-In combination with sustained-release morphine or oxycodone, patients who vaporized cannabis in moderation typically reported pain decreasing by 27-37%.
-Vaporized cannabis augments the analgesic (pain reducing) effects of opioids without significantly altering plasma opioid levels.
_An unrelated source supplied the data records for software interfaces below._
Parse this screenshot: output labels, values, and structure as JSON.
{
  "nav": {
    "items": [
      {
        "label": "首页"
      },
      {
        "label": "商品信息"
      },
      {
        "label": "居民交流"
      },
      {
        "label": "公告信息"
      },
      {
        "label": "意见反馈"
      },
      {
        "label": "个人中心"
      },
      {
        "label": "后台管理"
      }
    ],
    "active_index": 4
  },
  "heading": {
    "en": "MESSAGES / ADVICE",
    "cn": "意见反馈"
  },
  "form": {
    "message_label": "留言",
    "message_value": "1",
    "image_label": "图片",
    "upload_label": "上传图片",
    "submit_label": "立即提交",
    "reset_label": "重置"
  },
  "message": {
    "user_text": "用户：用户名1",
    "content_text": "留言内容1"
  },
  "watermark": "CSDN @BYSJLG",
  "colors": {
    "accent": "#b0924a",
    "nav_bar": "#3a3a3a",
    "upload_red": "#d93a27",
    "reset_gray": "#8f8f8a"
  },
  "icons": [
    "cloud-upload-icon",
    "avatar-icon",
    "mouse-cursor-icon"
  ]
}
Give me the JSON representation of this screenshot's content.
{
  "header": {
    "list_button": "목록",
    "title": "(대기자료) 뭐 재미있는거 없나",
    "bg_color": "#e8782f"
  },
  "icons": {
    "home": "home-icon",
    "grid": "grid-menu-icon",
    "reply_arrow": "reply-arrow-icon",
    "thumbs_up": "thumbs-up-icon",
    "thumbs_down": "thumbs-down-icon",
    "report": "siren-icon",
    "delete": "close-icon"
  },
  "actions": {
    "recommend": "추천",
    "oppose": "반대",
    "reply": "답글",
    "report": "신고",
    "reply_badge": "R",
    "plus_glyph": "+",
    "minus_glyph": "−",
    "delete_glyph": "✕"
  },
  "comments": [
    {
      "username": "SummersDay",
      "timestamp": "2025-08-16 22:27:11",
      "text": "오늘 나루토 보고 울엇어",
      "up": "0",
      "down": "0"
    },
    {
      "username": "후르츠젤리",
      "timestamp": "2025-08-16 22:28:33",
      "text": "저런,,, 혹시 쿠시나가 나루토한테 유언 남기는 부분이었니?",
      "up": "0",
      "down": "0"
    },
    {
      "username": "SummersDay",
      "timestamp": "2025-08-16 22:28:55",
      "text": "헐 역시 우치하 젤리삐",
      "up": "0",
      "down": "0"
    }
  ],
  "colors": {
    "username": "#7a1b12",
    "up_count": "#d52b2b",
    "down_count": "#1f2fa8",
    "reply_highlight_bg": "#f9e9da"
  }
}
The combination allows for lower opioid doses with fewer side effects.
-(Cannabinoid-Opioid Interaction in Chronic Pain, Abrams, DI, Couey, P, Shade, SB, Kelly, ME and Benowitz, NL, Clinical Pharmacology and Therapeutics, 90 (6) 2011, 844-851.)
-Symptoms of opiate withdrawal decrease in patients undergoing methadone maintenance treatment, who use cannabis.
-Overall, numerous pain management studies and medical surveys conclude that medical cannabis decreases pain, improves sleep and mood, with minimal side effects.
-At least one in five Americans have chronic pain.
-Neuropathic pain often associated with diabetes, cancer, MS, HIV, post-herpetic neuralgia (from shingles).
-Use of standard pain reducers such as opiates and Tylenol and ibuprofen is often ineffective at relieving neuropathic pain.
-Additionally, cannabinoids prevent development of tolerance to and withdrawal from opiates, and can even rekindle opiate effectiveness after a prior dosage has become ineffective.
CANNABINOID DEFICIENCY SYNDROMES
Premenstrual discomfort (luteal phase defects)
Be responsible. Be informed. Seek expert advice as needed. We need this medicine. We need research.